ü  We must not eat any fish being sold from the stalls near the beach,
ü  Try to arrange our own cooking by hiring a cylinder along with the oven at around Rs.120/- per kg and an additional Rs.50/- for the oven. The initial deposit of Rs.1750-2000/- was mandatory. The amount was to be adjusted with the total amount of gas used.
ü  To bargain for almost everything sold out on the streets and the markets as well.  Finally, I was repeatedly asked not to forget to circumbulate the main temple starting from behind.
How do I thank these total strangers for all their help and advice? Like the youngster at lunchtime, or the handsome man at the Computerized Reservation Centre? Don’t you feel like thanking your lucky stars, every time you run into a stranger like the one at the tea stall? Do not all these incidents prove beyond an iota of doubt that there is a benevolent angel guiding us all through?

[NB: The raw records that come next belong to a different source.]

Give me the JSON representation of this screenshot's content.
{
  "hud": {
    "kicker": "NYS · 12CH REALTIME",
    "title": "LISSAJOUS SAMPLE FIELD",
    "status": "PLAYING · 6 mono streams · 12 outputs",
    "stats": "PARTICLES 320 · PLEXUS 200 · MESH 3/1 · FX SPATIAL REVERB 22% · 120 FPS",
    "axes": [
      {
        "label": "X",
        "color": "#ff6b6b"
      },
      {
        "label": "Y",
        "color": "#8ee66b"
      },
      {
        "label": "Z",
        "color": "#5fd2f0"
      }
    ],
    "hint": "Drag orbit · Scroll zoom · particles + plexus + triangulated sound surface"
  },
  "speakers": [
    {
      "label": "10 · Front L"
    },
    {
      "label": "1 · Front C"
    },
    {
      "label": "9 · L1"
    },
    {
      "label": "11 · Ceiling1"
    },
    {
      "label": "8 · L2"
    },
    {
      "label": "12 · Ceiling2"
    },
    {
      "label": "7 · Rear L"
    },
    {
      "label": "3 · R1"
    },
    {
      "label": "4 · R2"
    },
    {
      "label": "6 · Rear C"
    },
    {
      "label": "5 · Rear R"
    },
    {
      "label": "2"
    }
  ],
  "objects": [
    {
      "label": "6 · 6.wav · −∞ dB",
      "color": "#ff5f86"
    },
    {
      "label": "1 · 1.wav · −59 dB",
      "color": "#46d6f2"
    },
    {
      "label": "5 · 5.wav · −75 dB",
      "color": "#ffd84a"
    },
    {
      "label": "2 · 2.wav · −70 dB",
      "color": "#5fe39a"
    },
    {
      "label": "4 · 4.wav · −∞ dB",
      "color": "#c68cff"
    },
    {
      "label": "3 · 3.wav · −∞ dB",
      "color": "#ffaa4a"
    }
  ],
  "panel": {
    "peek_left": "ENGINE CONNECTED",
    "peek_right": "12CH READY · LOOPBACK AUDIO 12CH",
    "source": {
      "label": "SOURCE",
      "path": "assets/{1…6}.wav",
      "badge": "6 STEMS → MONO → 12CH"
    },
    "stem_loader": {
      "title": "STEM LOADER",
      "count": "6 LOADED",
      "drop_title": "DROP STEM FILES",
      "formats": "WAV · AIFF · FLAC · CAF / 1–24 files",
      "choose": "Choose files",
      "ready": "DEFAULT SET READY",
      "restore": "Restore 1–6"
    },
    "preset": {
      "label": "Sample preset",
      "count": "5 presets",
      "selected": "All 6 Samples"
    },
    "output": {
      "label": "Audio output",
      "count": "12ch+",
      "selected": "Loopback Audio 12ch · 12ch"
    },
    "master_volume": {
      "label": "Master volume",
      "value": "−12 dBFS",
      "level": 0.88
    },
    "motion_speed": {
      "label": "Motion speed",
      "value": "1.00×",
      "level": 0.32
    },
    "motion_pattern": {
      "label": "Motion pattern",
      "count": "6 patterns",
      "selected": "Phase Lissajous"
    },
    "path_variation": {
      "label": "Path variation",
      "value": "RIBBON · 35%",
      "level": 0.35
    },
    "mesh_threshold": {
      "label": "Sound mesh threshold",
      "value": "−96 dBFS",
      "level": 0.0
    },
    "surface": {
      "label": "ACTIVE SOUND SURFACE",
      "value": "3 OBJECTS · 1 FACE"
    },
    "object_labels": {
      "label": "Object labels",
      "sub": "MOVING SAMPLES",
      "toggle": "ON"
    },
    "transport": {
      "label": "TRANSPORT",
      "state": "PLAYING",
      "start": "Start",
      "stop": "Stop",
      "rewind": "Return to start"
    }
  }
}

I thought we had had enough excitement for a day. I was yet to learn about the ways of The Almighty. I took them all to a very posh hotel (not exactly, to the restaurant attached to it) called ‘Sonar Tori’ to celebrate our first hassle-free day at Jagannathdham. When I finally called all the others to follow me down the stairs, there was a look of utter bemusement on Kaltu’s face. The other elders looked no different. I ordered with some hesitant help from Jaya, rotis and eggtarka. The dinner, by the grace of The Almighty cost us Rs.232/-!!!
That is not all.  As we had ordered quite late, we had the food served at 5 minutes to 9. Worried about the fact that the door of the Ashram closes at 9.30 sharp, I had to leave behind one roti untouched and run a walkathon along with the others, to get back to it by 5 minutes past 9! We still had 25 minutes by the time we were back.
Thank you God for being all merciful and for a ‘well-begun is half-done’, first day at Puri.